Plenty of Benjamin's are missing from Philadelphia City Hall due to delinquent tax payers.
All across California, cities and counties are frantically scrambling to find new sources of revenue even as they look at ways of cutting public spending.-- and bankruptcy looms as the best alternative for some overburdened by debt.
The state government, paralyzed by political and philosophical conflict, remains at loggerheads over whether to triple vehicle license fees and increase the sales tax by nearly 20 percent or slash spending on public services.
Even as President-elect Barack Obama has inspired much of the nation with hope for real change, the federal government is bailing out banks, insurers and others with $700 billion and looking at spending a whole lot more to save the auto industry and stimulate the economy with massive public works spending, aid to states and local government and tax cuts to ordinary folks.
It's a case of irreconcilable differences, a zero sum game that defies all logic.
Pump up the economy by printing money to put more cash in the hands of consumers, distressed businesses and failing government agencies -- and then take it away at the local and state level by raising taxes and cutting spending.
There's a lot wrong with this picture and the contradictions only add to the worries and loss of confidence of average people who have seen their 401k nest eggs and their homes lose a large chunk of value and worry whether they will their jobs in the worst economic decline since the Great Depression.
In Los Angeles, city bureaucrats have offered a handful of feeble proposals to squeeze a little more money out of the public and a similar list of small cuts that barely make a dent in the soaring deficit of more than $500 million over the next 20 months.

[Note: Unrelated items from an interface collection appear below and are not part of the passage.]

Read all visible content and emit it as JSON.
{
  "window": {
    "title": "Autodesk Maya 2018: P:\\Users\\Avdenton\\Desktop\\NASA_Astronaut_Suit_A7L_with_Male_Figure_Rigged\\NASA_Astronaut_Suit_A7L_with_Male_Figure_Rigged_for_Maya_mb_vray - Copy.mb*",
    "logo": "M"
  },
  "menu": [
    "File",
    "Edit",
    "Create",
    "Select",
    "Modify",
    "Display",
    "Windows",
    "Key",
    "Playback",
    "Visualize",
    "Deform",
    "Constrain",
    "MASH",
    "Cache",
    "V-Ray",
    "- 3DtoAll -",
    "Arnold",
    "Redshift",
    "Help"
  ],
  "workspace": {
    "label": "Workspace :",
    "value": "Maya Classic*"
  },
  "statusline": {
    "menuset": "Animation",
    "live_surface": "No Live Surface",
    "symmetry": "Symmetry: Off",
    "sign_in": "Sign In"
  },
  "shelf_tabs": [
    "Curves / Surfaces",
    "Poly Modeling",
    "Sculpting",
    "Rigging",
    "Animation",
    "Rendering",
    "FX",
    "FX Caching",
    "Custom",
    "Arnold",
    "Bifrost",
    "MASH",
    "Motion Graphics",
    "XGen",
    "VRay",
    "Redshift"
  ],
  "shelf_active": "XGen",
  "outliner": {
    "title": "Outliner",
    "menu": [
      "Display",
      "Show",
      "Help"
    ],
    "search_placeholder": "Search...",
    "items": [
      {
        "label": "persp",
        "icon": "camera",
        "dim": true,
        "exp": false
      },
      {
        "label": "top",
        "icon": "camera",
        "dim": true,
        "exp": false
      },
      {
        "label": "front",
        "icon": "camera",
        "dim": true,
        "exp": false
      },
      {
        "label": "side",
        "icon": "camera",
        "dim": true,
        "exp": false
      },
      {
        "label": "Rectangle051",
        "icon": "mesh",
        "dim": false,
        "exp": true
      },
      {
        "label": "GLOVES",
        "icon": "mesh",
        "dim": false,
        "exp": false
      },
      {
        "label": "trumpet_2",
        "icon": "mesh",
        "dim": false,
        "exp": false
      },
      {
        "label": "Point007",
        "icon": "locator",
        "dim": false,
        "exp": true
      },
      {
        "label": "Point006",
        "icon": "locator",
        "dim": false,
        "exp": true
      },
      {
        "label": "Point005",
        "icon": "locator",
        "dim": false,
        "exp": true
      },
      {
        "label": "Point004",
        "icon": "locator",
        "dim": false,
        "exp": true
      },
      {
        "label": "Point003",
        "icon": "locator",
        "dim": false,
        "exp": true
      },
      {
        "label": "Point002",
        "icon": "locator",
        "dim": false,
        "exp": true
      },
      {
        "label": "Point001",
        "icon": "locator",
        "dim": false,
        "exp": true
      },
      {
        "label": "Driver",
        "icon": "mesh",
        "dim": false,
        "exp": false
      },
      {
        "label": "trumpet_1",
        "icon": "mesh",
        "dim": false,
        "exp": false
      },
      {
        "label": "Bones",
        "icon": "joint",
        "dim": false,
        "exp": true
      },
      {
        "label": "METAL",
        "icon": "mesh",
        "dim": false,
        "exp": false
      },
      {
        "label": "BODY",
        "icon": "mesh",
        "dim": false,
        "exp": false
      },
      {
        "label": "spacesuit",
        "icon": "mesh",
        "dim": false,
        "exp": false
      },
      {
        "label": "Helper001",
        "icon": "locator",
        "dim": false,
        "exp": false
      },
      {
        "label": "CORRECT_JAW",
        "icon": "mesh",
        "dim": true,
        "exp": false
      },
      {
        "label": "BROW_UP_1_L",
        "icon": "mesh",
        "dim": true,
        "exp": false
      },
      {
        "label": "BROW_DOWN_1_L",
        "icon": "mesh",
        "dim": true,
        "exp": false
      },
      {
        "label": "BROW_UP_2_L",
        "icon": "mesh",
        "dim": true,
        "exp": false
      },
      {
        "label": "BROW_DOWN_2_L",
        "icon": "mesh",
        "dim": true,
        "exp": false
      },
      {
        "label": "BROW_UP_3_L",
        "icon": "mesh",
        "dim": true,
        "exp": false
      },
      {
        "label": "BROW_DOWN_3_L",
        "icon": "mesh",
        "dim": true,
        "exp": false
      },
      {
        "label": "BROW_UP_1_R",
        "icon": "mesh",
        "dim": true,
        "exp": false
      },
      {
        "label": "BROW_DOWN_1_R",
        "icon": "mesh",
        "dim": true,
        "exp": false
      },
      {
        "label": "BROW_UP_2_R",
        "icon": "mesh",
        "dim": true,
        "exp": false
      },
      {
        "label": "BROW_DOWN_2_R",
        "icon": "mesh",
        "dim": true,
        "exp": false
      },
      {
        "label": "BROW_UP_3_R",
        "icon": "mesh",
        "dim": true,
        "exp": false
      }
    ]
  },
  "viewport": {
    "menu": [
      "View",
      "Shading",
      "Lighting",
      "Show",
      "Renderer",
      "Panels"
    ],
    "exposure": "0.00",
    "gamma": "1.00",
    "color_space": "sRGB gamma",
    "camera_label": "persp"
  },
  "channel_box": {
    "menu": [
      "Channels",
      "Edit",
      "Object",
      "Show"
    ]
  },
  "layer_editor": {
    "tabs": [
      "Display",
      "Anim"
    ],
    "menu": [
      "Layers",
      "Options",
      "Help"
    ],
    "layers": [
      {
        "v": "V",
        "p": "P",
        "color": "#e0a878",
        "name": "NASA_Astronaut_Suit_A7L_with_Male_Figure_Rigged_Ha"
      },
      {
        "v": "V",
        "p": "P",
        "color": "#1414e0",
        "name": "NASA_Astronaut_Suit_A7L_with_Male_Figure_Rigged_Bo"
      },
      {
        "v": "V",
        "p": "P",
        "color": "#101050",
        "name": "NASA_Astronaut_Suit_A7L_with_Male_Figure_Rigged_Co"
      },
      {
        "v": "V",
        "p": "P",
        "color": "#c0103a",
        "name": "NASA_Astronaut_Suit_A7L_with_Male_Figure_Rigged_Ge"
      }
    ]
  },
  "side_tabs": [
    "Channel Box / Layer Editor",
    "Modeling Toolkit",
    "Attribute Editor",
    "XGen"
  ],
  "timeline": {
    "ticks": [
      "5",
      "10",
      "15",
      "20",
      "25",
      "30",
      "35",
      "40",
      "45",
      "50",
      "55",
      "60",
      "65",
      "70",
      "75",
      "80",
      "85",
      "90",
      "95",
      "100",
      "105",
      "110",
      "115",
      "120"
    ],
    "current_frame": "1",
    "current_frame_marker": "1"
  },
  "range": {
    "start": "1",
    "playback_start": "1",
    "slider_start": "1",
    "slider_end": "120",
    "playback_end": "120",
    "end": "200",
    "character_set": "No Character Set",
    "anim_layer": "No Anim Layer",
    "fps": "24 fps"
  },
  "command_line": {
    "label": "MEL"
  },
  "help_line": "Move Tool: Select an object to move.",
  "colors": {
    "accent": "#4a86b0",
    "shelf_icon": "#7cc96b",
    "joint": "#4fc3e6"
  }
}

Mayor Antonio Villaraigosa is wringing his hands about "immediate and dramatic budget adjustments" without saying what they might be while Councilman Bernard Parks warns "it's for real now, everything's got to be on the table."
Rhetoric aside, there's no indication at all that city officials actually are willing to put everything on the table, especially the high cost of salaries and benefits. Instead, they are hoping for a Hail Mary pass through of tens of millions of dollars from the federal government to save the day.
Smaller cities like Rio Vista and Isleton are considering going into bankruptcy like Vallejo like to fend off creditors and buy time to get the finances in order, according to the Sacramento Bee.
"I'm surprised not every city is discussing (bankruptcy)," said Marc Levinson, the lead bankruptcy attorney for Vallejo which took that action in May. "It's absolutely horrible out there."
In many ways, the state is even worse shape to deal with its $27.8 billion deficit looming over the next 20 months.because of political gridlock.
Democrats like Assembly Speaker Karen Bass "want to split the baby in half," with half the money coming from tax hikes and half from a federal bailout.
Republicans are adamantly against both higher taxes and a federal bailout and Gov. Arnold Schwarzenegger continues to find the weight of the political conflict to heavy to move towards a compromise.
It seems we are at a breaking point and all eyes are on the new president who takes office two months from now to somehow, some way perform a miracle politically and economically.
Good luck, Mr. President -- it will take more than the Fireside Chats on the radio that FDR used to soothe the nation 75 years ago.